Jane Plumb is founder and chief executive of GBSS. Set up in 1996 after the loss of her newborn son, Theo, GBSS provides information and support to families affected by group B Strep (GBS). The charity also educates new and expectant parents, doctors and midwives about GBS testing and treatment, and campaigns for the introduction of improved testing strategies in the UK.
Here, Jane discusses the importance of GBSS’s work and her vision for the future.
What is group B Strep?
Group B Strep is the most common cause of life-threatening infection in newborn babies. On average, two babies each day in the UK will develop a GBS infection. Tragically, each week, one baby will die from a GBS infection and one other will be left with a life changing disability.
Yet it doesn’t have to be this way: most GBS infections in newborns can be prevented by testing women during pregnancy and, if positive, providing antibiotics during labour.
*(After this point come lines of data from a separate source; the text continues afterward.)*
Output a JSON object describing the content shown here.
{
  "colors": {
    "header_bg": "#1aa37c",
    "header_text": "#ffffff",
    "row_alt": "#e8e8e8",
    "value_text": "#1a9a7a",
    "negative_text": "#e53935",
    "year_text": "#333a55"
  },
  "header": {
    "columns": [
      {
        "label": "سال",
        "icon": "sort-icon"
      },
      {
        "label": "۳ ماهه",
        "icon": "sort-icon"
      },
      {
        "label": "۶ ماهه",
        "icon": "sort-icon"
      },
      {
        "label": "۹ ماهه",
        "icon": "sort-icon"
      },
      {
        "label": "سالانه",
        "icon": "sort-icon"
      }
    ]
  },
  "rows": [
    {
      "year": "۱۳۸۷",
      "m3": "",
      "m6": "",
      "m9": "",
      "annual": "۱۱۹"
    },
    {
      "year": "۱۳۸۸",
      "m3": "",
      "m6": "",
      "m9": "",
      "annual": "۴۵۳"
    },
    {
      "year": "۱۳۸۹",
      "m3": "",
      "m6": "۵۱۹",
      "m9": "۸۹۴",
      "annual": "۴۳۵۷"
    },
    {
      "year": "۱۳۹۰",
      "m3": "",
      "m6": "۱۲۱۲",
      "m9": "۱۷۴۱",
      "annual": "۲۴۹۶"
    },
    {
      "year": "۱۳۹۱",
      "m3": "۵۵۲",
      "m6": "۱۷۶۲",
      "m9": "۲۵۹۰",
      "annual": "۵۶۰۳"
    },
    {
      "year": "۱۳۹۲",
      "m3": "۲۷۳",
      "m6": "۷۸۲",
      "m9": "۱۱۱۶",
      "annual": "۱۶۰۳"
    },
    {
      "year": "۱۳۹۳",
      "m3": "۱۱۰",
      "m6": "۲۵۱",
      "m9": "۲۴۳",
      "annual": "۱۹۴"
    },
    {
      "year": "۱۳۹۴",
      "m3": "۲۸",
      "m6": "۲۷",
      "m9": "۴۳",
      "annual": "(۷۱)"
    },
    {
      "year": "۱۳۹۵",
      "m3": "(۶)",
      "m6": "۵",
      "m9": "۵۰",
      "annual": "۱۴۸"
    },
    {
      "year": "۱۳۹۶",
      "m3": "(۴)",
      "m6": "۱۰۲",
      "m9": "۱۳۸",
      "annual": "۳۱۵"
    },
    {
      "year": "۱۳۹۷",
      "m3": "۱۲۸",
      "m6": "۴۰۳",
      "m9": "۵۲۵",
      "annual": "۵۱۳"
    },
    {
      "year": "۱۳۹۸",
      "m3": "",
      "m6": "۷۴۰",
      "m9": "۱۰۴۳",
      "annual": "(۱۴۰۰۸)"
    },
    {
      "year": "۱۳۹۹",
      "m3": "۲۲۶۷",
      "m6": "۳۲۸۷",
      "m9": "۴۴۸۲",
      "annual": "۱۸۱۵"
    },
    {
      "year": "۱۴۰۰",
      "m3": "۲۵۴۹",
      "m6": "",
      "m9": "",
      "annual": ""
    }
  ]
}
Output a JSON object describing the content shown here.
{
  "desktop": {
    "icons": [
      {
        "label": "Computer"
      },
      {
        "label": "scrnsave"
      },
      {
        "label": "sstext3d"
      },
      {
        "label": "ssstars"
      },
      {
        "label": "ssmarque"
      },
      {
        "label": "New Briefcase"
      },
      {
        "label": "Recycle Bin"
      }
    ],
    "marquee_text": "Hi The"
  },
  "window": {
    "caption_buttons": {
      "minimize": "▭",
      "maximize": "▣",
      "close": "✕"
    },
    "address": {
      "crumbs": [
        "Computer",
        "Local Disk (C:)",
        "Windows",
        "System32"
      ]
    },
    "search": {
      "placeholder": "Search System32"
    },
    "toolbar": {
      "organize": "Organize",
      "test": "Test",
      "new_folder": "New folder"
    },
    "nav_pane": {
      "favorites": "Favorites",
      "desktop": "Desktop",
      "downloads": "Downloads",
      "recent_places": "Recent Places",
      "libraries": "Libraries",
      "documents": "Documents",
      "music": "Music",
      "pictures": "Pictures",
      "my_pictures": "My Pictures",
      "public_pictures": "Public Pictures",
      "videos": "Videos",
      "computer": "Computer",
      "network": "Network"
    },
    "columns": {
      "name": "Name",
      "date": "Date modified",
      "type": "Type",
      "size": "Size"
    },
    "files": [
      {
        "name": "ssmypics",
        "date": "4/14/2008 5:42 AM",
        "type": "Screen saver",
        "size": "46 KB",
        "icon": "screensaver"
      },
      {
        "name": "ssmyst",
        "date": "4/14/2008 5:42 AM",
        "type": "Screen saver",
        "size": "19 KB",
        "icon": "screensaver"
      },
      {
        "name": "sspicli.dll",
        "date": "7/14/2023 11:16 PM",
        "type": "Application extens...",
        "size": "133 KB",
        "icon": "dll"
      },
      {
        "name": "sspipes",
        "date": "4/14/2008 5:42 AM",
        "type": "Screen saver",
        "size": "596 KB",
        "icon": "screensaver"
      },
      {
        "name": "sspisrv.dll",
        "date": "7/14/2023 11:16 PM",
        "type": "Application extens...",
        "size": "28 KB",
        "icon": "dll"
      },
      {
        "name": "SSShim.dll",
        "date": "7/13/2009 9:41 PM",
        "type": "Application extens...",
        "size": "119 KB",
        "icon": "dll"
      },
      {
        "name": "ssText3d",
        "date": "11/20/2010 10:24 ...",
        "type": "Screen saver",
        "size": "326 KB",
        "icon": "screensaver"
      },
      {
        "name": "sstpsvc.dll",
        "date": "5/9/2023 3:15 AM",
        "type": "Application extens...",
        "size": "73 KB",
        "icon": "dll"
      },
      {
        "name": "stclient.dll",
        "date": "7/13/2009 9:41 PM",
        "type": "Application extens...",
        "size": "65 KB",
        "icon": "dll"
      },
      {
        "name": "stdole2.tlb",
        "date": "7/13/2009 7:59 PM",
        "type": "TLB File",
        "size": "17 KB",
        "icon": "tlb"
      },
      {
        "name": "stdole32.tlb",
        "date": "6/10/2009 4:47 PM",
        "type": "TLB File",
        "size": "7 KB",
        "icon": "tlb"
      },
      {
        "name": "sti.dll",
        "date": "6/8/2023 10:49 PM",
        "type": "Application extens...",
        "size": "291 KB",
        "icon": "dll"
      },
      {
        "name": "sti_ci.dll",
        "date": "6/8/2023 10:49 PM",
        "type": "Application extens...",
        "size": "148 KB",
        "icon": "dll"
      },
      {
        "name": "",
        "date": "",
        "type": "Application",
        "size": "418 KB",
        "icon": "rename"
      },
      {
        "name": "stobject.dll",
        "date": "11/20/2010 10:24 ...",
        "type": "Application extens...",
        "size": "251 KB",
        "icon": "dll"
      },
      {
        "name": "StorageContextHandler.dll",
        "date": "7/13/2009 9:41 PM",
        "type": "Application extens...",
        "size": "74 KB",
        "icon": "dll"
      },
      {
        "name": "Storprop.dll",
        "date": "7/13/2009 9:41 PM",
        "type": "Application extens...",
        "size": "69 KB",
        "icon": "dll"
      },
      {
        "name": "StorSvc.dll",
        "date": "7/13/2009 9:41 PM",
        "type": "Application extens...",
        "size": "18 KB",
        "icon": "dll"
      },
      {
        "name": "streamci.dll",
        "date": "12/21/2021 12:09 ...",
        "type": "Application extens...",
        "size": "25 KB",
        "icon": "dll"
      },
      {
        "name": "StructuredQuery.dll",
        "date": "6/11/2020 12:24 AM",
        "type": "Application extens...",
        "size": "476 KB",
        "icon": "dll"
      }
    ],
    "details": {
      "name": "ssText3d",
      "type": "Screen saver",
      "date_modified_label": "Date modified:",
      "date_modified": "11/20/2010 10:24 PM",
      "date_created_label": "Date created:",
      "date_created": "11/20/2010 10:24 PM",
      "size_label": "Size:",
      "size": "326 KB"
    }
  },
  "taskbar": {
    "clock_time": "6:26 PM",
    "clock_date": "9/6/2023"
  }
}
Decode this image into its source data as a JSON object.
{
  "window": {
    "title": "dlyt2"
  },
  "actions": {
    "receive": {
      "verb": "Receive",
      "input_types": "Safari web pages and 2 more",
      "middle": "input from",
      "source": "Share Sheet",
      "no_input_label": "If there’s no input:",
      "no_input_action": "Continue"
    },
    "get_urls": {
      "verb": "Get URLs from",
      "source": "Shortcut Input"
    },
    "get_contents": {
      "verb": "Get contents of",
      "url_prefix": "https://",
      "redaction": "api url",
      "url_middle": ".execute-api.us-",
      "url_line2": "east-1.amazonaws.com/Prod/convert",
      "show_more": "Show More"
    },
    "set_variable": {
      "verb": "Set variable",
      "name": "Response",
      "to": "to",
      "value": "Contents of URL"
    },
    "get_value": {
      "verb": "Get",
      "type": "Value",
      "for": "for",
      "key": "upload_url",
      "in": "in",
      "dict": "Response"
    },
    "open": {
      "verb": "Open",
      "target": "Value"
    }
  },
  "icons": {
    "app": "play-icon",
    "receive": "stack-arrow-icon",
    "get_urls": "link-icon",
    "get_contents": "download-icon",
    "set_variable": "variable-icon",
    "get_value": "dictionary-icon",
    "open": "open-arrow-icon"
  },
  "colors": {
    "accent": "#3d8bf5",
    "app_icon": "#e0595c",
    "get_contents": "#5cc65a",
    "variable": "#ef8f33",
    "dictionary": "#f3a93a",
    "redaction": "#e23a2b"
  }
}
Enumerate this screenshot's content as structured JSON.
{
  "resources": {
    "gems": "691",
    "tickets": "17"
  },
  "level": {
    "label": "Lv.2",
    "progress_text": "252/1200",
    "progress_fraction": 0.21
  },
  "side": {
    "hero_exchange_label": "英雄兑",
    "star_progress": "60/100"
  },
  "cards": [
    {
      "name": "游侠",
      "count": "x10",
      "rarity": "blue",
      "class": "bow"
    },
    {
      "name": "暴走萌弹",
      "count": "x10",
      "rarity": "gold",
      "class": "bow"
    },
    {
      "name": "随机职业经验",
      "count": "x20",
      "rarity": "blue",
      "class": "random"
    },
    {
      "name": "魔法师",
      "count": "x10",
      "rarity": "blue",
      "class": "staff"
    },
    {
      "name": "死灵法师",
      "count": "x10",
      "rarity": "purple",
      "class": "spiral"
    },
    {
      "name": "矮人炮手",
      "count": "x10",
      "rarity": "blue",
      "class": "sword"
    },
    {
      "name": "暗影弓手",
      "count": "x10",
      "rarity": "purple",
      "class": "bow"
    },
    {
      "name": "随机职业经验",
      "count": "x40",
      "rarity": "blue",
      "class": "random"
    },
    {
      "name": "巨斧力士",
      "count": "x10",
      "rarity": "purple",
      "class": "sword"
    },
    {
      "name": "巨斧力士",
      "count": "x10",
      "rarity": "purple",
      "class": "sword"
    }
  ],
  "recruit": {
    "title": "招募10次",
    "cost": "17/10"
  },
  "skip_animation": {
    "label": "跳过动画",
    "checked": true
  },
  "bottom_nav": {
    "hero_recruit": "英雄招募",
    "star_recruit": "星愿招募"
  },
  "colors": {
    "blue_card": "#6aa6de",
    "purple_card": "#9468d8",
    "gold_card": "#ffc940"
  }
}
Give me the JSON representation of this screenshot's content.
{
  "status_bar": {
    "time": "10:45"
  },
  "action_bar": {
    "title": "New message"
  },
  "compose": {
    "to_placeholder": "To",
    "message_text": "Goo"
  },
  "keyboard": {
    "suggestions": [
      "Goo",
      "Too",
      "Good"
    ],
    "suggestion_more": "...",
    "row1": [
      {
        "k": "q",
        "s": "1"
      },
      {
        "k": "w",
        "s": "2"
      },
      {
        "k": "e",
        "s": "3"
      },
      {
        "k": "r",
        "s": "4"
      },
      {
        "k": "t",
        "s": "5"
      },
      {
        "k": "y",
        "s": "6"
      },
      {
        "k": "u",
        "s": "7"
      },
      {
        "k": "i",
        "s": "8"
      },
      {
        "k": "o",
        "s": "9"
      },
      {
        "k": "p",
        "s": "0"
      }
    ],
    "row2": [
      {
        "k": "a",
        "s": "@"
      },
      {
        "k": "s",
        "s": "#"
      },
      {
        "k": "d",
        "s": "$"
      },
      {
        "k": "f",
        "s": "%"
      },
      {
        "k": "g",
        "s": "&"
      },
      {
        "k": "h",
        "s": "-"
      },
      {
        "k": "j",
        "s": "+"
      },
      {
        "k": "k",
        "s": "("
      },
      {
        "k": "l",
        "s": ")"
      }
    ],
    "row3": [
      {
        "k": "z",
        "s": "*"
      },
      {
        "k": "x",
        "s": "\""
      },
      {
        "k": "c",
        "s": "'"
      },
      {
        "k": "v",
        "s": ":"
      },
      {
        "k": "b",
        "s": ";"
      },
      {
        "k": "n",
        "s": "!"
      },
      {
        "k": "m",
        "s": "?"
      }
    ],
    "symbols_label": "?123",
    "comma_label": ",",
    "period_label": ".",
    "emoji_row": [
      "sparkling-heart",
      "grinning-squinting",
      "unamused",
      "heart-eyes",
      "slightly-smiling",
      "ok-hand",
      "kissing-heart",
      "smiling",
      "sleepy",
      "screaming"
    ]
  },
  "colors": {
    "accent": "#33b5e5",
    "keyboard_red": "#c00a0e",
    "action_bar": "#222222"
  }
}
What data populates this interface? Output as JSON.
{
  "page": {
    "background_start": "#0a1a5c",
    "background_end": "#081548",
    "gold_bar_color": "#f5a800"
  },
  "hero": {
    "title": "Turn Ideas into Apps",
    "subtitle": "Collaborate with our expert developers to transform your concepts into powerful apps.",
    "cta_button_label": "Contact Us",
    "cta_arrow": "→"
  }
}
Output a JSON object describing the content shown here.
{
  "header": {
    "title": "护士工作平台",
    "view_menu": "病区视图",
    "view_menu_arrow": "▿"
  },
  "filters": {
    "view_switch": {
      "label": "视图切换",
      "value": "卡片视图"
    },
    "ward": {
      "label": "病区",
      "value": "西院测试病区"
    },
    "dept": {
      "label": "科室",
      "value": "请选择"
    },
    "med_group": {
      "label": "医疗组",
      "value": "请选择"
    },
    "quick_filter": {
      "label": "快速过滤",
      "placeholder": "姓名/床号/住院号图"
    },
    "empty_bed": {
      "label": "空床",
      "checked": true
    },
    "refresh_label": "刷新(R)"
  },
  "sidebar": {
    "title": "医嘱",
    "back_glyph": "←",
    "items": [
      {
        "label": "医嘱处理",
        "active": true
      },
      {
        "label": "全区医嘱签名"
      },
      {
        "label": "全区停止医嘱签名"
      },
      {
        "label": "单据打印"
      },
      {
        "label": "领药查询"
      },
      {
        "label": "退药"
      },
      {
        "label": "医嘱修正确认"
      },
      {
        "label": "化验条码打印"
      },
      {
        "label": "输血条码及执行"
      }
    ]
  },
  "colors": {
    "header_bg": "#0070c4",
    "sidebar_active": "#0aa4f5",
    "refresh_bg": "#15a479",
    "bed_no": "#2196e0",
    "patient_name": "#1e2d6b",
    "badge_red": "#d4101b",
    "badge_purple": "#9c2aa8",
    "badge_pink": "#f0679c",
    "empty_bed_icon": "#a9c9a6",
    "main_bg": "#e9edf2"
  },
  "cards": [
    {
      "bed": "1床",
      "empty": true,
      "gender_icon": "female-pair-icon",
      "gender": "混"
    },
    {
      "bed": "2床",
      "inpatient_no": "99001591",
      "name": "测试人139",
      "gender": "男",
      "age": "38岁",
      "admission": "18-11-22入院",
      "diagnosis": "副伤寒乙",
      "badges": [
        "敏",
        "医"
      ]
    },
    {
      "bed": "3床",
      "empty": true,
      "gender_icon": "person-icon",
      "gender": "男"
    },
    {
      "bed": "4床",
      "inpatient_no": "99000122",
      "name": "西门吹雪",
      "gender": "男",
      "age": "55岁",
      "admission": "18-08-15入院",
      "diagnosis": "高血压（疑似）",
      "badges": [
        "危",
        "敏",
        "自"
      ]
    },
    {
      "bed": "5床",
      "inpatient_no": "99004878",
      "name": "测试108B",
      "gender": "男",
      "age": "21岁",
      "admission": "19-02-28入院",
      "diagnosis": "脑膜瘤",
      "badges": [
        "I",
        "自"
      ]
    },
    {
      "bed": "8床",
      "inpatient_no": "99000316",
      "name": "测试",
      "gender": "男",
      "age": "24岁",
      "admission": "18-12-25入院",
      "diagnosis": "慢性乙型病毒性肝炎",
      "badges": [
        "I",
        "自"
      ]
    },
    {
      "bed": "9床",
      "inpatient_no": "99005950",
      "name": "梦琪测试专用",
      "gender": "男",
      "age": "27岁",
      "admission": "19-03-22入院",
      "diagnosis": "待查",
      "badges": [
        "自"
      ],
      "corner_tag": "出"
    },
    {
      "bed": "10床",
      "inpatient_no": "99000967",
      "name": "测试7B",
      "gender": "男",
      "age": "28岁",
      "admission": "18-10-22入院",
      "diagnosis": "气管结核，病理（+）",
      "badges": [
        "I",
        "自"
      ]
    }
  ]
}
Targeted antibiotic use in labour is safe and effective and dramatically reduces the risk of a baby developing a serious infection.
What does group B Strep testing involve?
The international gold standard for detecting GBS carriage in women is the ECM (Enriched Culture Medium) test. Pregnant women can take this test between 35 and 37 weeks. If positive, they will be offered intravenous antibiotics during labour to reduce the chance of the newborn baby developing GBS infection.
The ECM test involves swabs taken from the low vagina and rectum. These are then cultured using enriched culture media to facilitate the growth of any GBS present in the sample. The test is simple, highly sensitive, and can even be done from home.
Screening all pregnant women for GBS is not routinely offered in the NHS. Testing, however, is key to prevention, which is why GBSS has enjoyed a close relationship with TDL for a number of years. TDL was the first laboratory in the UK to make GBS testing available to all pregnant women at a reasonable cost. We signpost towards their fully accredited GBS testing service through our website and information leaflets.
What is the UK’s current strategy?
Unlike most other developed countries, the UK does not offer routine antenatal testing for GBS. Instead, it takes a risk-based approach: health professionals consider a range of risk factors to determine whether a woman should be offered antibiotics in labour.
However, in late 2017 the Royal College of Obstetrics and Gynaecology updated their guidance and recommended that certain women should be tested specifically for GBS. As a result, ECM testing is becoming increasingly available in NHS hospitals – although this still very much depends on location.
What is your vision for the future?
Our mission at GBSS is to stop GBS infection in babies. Introducing routine screening could potentially prevent GBS infection in around 350 babies every year, saving 15 babies’ lives and protecting another 15 from life-changing disability. This is why we campaign for improvements to public health strategies and support the introduction of effective and accurate testing for all women in the UK.
The holy grail for us would be the development of a GBS vaccine, but this is still in its very earliest phases. For now, we want every pregnant woman to be fully informed about GBS – what it is, its risks and important preventative measures.
This July, we particularly want to raise awareness of the new group B Strep information leaflet and make sure one gets to every single pregnant woman in the UK. That way, we can help all women make a fully informed decision about whether or not to get tested.
To find out more about how you can get involved with Group B Strep Awareness Month, please click here
Follow GBSS on Twitter @GBSSupport #GBSAM18